Monday, July 28, 2014
Hanklin decides to mount a trail camera deep in the woods to try to capture what might be skulking around. No one shall ask why he doesn't mount this in his yard to catch a shot of who is stealing from him. Or why he mounts the trail cam about seven feet off the ground where it will only be able to see things that are far away.
When their nephew and his friend are attacked by a creature in the woods, Hanklin realizes that the wounds are the same as the ones he previously saw on a deer, and that a Native American woman saw on her dog. He becomes obsessed with finding out what is responsible for the attacks. Working with the police and the Native American woman, he tries to figure out what the creature is and maybe find an antidote to the deadly bacteria before it kills their nephews friend, just like it killed the dog.
Well I guess this could be classified as horror, but if so, it's tepid horror. The creature is only seen in glimpses, a reflection, and a shot of a big hairy paw. While imagination can be far scarier than what is on the screen, this only works when a film is able to provide the correct atmosphere, which this film doesn't. Consequently they are unable to build any tension or come up with any real scares.

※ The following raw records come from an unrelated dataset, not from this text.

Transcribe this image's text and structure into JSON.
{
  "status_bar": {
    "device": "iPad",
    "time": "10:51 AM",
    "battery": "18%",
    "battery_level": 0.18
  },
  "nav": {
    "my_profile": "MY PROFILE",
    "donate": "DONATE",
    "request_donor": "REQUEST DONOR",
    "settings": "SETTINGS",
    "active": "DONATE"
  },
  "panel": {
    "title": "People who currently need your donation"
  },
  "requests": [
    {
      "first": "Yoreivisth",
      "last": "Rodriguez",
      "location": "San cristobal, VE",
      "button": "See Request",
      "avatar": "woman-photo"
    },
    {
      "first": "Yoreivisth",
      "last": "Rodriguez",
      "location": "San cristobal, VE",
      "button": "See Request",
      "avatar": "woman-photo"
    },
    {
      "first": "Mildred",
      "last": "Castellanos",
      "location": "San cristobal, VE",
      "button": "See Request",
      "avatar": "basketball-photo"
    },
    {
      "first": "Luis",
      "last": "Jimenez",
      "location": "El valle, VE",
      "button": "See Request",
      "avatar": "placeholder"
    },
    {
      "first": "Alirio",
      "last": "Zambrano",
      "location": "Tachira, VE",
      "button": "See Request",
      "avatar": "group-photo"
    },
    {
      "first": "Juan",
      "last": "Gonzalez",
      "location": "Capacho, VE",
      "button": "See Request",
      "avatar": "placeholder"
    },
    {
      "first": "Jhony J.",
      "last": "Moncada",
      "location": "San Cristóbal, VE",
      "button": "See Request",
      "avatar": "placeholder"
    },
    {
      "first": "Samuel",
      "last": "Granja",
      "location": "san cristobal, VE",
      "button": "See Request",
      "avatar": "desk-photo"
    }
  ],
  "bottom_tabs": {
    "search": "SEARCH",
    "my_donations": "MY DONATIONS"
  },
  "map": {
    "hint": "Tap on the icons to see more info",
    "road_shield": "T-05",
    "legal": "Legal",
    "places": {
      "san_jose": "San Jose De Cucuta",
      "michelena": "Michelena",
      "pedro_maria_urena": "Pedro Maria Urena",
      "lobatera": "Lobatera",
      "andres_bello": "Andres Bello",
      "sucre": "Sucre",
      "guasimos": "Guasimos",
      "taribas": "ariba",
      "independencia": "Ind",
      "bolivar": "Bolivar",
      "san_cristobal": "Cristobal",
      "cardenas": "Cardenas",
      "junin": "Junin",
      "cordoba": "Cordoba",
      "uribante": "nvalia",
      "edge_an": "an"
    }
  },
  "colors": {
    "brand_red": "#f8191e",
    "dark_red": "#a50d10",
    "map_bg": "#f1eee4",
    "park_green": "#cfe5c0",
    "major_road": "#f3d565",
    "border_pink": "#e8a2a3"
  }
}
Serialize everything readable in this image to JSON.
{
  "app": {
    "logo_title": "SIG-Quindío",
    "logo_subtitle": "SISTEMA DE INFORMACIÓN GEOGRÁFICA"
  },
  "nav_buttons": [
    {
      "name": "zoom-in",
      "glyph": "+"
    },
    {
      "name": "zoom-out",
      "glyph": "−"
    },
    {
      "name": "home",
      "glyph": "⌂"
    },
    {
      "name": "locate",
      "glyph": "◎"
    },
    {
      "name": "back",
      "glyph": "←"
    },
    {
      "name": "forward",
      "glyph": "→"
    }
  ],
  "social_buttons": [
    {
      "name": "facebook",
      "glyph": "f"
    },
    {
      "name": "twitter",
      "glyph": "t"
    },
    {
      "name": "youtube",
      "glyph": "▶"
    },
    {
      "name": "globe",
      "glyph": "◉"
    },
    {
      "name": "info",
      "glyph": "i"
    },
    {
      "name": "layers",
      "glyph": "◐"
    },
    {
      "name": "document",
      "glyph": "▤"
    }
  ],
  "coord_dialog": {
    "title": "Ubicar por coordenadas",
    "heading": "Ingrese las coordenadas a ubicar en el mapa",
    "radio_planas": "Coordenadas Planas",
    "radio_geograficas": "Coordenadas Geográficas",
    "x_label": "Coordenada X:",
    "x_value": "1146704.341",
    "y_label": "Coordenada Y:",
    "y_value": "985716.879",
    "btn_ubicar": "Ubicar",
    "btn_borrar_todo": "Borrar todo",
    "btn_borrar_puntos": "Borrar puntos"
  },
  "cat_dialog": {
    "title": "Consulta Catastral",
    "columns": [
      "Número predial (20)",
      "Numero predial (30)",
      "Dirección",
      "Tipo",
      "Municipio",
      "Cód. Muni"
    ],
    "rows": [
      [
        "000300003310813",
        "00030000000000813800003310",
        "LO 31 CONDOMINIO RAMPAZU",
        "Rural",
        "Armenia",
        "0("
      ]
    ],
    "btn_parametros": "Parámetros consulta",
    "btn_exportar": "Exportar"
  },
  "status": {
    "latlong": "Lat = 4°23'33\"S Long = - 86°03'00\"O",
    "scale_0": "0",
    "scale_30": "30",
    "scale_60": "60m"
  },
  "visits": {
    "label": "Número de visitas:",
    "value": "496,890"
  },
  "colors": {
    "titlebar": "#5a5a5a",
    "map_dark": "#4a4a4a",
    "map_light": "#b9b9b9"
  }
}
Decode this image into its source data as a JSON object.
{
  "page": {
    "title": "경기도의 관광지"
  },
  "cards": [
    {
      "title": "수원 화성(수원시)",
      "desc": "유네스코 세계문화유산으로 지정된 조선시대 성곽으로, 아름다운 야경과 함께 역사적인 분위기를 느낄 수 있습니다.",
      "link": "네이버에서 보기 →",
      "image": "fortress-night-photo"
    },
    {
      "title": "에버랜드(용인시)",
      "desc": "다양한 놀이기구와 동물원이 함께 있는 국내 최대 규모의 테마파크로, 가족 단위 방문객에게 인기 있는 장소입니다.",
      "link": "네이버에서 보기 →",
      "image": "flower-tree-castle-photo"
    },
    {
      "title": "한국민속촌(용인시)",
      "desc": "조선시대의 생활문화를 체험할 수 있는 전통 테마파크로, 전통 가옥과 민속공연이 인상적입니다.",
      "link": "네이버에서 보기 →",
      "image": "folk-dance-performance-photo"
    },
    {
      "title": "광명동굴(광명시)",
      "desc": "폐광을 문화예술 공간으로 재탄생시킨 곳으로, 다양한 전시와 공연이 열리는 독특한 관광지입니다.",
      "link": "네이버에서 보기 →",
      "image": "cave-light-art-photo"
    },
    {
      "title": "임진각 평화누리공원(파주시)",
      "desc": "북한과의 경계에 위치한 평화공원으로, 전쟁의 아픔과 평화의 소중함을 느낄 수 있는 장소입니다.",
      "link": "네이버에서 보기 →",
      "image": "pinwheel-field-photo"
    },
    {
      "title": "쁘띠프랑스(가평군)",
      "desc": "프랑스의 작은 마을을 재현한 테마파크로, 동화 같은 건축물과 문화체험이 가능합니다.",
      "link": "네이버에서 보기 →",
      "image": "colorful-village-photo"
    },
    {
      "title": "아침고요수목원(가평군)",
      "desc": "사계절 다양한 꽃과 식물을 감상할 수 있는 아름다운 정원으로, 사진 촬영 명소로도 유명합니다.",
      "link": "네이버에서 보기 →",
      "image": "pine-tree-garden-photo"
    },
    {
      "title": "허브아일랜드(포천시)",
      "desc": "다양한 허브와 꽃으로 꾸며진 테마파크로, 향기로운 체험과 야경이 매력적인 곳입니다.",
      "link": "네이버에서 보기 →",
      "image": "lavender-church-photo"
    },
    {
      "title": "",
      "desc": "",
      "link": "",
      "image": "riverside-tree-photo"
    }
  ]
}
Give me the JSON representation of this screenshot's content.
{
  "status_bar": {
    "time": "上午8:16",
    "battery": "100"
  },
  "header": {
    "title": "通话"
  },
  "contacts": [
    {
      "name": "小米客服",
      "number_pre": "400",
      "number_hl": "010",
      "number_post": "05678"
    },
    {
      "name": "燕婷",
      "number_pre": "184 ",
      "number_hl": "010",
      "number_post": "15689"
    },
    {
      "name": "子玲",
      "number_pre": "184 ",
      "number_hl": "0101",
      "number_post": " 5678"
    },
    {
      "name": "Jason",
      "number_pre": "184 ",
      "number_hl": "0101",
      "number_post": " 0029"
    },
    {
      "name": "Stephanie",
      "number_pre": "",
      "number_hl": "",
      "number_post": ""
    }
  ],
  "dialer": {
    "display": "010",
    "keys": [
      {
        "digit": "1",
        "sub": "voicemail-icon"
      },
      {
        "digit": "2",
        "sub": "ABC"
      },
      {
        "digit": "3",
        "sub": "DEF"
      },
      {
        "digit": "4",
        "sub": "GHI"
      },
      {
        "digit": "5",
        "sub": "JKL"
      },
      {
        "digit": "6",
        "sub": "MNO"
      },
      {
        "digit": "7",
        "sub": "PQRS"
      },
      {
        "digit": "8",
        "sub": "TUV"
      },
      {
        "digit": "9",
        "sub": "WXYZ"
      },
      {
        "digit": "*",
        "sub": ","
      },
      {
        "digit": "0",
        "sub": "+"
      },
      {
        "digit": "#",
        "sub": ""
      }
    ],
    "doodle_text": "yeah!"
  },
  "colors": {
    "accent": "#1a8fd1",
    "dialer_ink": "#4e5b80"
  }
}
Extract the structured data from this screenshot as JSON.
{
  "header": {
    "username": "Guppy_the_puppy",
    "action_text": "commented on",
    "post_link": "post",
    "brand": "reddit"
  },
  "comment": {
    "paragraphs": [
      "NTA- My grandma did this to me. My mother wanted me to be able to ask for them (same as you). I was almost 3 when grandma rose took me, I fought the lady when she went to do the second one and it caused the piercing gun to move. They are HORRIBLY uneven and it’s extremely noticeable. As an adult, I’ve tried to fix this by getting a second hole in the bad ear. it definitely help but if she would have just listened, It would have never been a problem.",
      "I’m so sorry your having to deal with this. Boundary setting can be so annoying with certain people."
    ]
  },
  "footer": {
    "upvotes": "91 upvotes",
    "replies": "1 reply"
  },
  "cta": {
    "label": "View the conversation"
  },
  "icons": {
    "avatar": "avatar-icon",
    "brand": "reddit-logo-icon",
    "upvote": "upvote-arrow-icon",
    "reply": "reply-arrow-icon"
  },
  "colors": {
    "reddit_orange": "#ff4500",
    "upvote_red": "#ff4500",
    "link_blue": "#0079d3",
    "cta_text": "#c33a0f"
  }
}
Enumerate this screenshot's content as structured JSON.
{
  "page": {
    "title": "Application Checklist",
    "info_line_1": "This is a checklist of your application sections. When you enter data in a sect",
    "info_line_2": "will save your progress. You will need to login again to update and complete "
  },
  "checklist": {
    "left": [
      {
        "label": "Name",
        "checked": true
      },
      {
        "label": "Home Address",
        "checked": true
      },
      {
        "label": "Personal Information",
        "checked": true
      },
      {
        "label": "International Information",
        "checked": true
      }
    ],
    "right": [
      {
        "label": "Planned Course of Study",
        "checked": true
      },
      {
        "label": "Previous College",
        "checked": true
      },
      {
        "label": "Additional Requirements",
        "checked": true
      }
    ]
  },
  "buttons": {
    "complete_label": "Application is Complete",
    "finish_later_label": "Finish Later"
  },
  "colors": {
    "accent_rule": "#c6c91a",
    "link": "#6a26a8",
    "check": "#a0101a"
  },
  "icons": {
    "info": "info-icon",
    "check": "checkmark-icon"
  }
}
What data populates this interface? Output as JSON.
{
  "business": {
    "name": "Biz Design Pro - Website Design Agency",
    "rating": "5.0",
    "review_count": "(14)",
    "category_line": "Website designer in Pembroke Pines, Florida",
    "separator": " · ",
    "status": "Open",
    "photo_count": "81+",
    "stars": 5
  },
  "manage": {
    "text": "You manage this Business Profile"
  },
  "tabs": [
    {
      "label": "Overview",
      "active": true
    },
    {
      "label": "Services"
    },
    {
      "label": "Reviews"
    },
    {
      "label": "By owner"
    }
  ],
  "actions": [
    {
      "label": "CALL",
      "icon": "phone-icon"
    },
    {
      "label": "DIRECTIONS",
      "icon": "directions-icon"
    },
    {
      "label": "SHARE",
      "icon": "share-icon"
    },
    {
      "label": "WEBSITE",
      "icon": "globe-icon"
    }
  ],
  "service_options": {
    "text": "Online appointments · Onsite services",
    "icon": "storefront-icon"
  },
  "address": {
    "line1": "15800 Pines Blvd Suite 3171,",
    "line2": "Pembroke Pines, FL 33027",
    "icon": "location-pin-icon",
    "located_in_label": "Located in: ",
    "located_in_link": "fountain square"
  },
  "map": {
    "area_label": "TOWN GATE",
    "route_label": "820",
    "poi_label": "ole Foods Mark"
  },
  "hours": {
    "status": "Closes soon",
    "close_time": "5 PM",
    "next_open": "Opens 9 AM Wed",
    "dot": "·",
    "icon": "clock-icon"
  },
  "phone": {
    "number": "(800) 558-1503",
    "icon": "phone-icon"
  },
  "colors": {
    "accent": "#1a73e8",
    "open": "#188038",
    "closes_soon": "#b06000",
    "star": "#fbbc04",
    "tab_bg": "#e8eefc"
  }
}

Also while I can understand some monster taking the chickens, why it took the bow, arrows and rode off on the snowmobile is a mystery. Random note - the Native American woman is played by the woman who played a Native American on Seinfeld, who was offended when Jerry bought Elaine a cigar store Indian.